▸ **EXERCISE GOAL**:
The records below hold pictures; please leave those out and retype the rest exactly.

▸ **LISTED ENTRIES**:
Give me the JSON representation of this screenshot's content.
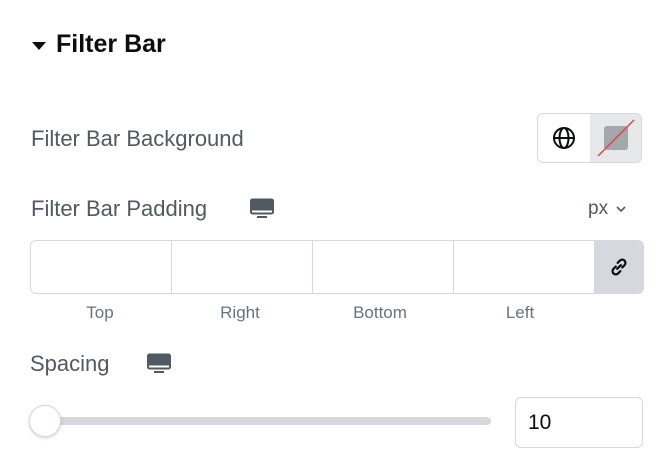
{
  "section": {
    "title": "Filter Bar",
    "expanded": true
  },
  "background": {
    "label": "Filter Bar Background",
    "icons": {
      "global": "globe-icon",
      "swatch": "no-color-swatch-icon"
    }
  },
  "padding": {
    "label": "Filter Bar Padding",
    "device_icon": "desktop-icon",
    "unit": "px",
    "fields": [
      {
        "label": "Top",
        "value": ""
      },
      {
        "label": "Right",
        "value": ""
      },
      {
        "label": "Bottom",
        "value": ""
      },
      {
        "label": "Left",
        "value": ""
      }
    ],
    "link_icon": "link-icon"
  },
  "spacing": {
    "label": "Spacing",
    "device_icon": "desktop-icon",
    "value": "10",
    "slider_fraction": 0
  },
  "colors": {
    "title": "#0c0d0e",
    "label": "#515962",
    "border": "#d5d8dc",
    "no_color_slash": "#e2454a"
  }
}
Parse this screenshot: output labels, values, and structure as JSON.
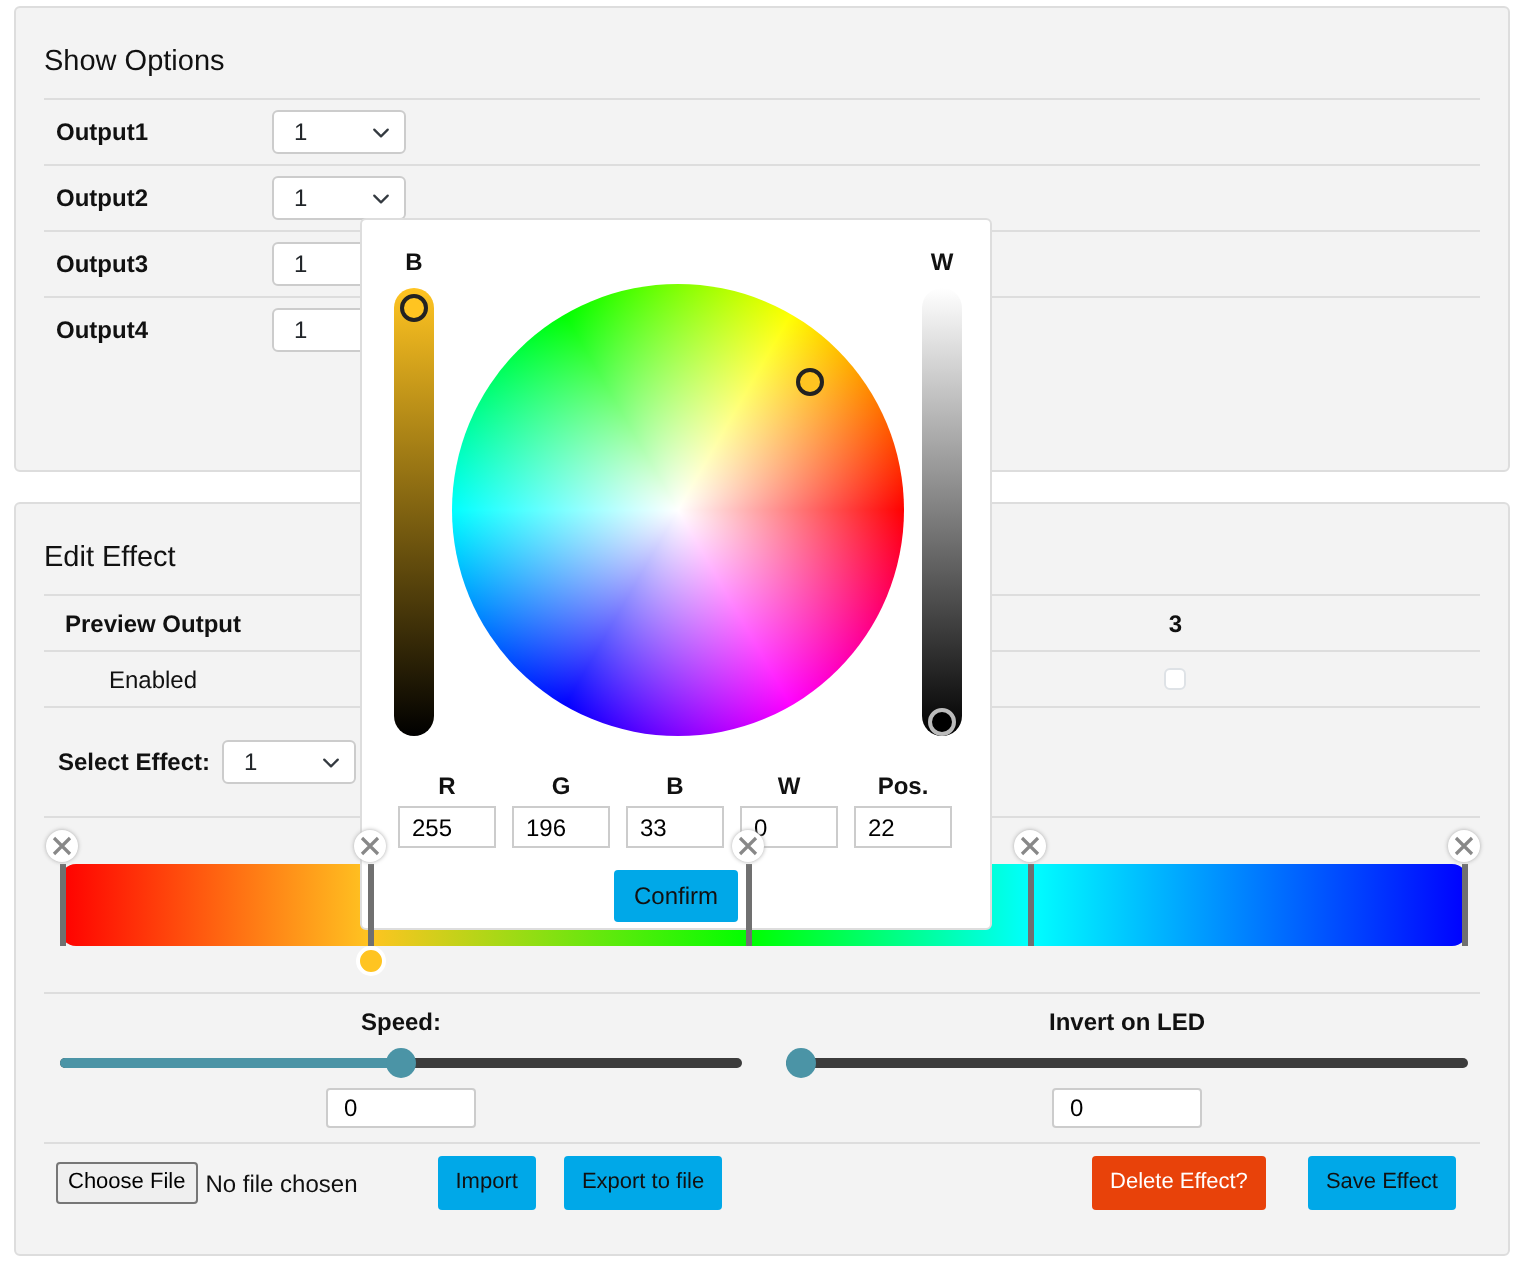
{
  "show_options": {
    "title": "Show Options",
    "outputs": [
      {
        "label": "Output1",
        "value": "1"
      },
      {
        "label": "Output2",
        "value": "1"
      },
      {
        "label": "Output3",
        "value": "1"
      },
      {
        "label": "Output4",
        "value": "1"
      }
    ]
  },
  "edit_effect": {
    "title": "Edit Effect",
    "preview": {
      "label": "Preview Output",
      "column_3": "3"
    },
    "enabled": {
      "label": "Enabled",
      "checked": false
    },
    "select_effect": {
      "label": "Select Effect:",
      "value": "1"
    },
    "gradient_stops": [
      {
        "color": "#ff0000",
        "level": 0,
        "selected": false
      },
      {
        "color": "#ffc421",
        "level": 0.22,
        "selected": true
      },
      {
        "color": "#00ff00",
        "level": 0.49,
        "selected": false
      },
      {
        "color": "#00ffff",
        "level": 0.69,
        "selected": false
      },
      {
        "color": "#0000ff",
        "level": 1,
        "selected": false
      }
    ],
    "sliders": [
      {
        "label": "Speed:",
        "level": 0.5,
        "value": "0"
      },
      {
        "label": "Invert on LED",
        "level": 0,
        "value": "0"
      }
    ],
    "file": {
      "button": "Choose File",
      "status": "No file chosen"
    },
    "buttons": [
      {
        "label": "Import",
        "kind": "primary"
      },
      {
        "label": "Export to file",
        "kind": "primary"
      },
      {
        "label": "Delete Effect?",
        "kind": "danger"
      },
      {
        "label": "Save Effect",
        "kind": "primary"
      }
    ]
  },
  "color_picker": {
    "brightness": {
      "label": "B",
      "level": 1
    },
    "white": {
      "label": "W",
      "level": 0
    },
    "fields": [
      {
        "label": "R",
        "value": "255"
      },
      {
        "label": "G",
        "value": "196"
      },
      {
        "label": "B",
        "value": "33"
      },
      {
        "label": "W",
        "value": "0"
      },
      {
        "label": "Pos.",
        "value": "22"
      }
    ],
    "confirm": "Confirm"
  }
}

▸ **YOUR RESPONSE**:
Give me the JSON representation of this screenshot's content.
{
  "section": {
    "title": "Filter Bar",
    "expanded": true
  },
  "background": {
    "label": "Filter Bar Background",
    "icons": {
      "global": "globe-icon",
      "swatch": "no-color-swatch-icon"
    }
  },
  "padding": {
    "label": "Filter Bar Padding",
    "device_icon": "desktop-icon",
    "unit": "px",
    "fields": [
      {
        "label": "Top",
        "value": ""
      },
      {
        "label": "Right",
        "value": ""
      },
      {
        "label": "Bottom",
        "value": ""
      },
      {
        "label": "Left",
        "value": ""
      }
    ],
    "link_icon": "link-icon"
  },
  "spacing": {
    "label": "Spacing",
    "device_icon": "desktop-icon",
    "value": "10",
    "slider_fraction": 0
  },
  "colors": {
    "title": "#0c0d0e",
    "label": "#515962",
    "border": "#d5d8dc",
    "no_color_slash": "#e2454a"
  }
}
Parse this screenshot: output labels, values, and structure as JSON.
{
  "show_options": {
    "title": "Show Options",
    "outputs": [
      {
        "label": "Output1",
        "value": "1"
      },
      {
        "label": "Output2",
        "value": "1"
      },
      {
        "label": "Output3",
        "value": "1"
      },
      {
        "label": "Output4",
        "value": "1"
      }
    ]
  },
  "edit_effect": {
    "title": "Edit Effect",
    "preview": {
      "label": "Preview Output",
      "column_3": "3"
    },
    "enabled": {
      "label": "Enabled",
      "checked": false
    },
    "select_effect": {
      "label": "Select Effect:",
      "value": "1"
    },
    "gradient_stops": [
      {
        "color": "#ff0000",
        "level": 0,
        "selected": false
      },
      {
        "color": "#ffc421",
        "level": 0.22,
        "selected": true
      },
      {
        "color": "#00ff00",
        "level": 0.49,
        "selected": false
      },
      {
        "color": "#00ffff",
        "level": 0.69,
        "selected": false
      },
      {
        "color": "#0000ff",
        "level": 1,
        "selected": false
      }
    ],
    "sliders": [
      {
        "label": "Speed:",
        "level": 0.5,
        "value": "0"
      },
      {
        "label": "Invert on LED",
        "level": 0,
        "value": "0"
      }
    ],
    "file": {
      "button": "Choose File",
      "status": "No file chosen"
    },
    "buttons": [
      {
        "label": "Import",
        "kind": "primary"
      },
      {
        "label": "Export to file",
        "kind": "primary"
      },
      {
        "label": "Delete Effect?",
        "kind": "danger"
      },
      {
        "label": "Save Effect",
        "kind": "primary"
      }
    ]
  },
  "color_picker": {
    "brightness": {
      "label": "B",
      "level": 1
    },
    "white": {
      "label": "W",
      "level": 0
    },
    "fields": [
      {
        "label": "R",
        "value": "255"
      },
      {
        "label": "G",
        "value": "196"
      },
      {
        "label": "B",
        "value": "33"
      },
      {
        "label": "W",
        "value": "0"
      },
      {
        "label": "Pos.",
        "value": "22"
      }
    ],
    "confirm": "Confirm"
  }
}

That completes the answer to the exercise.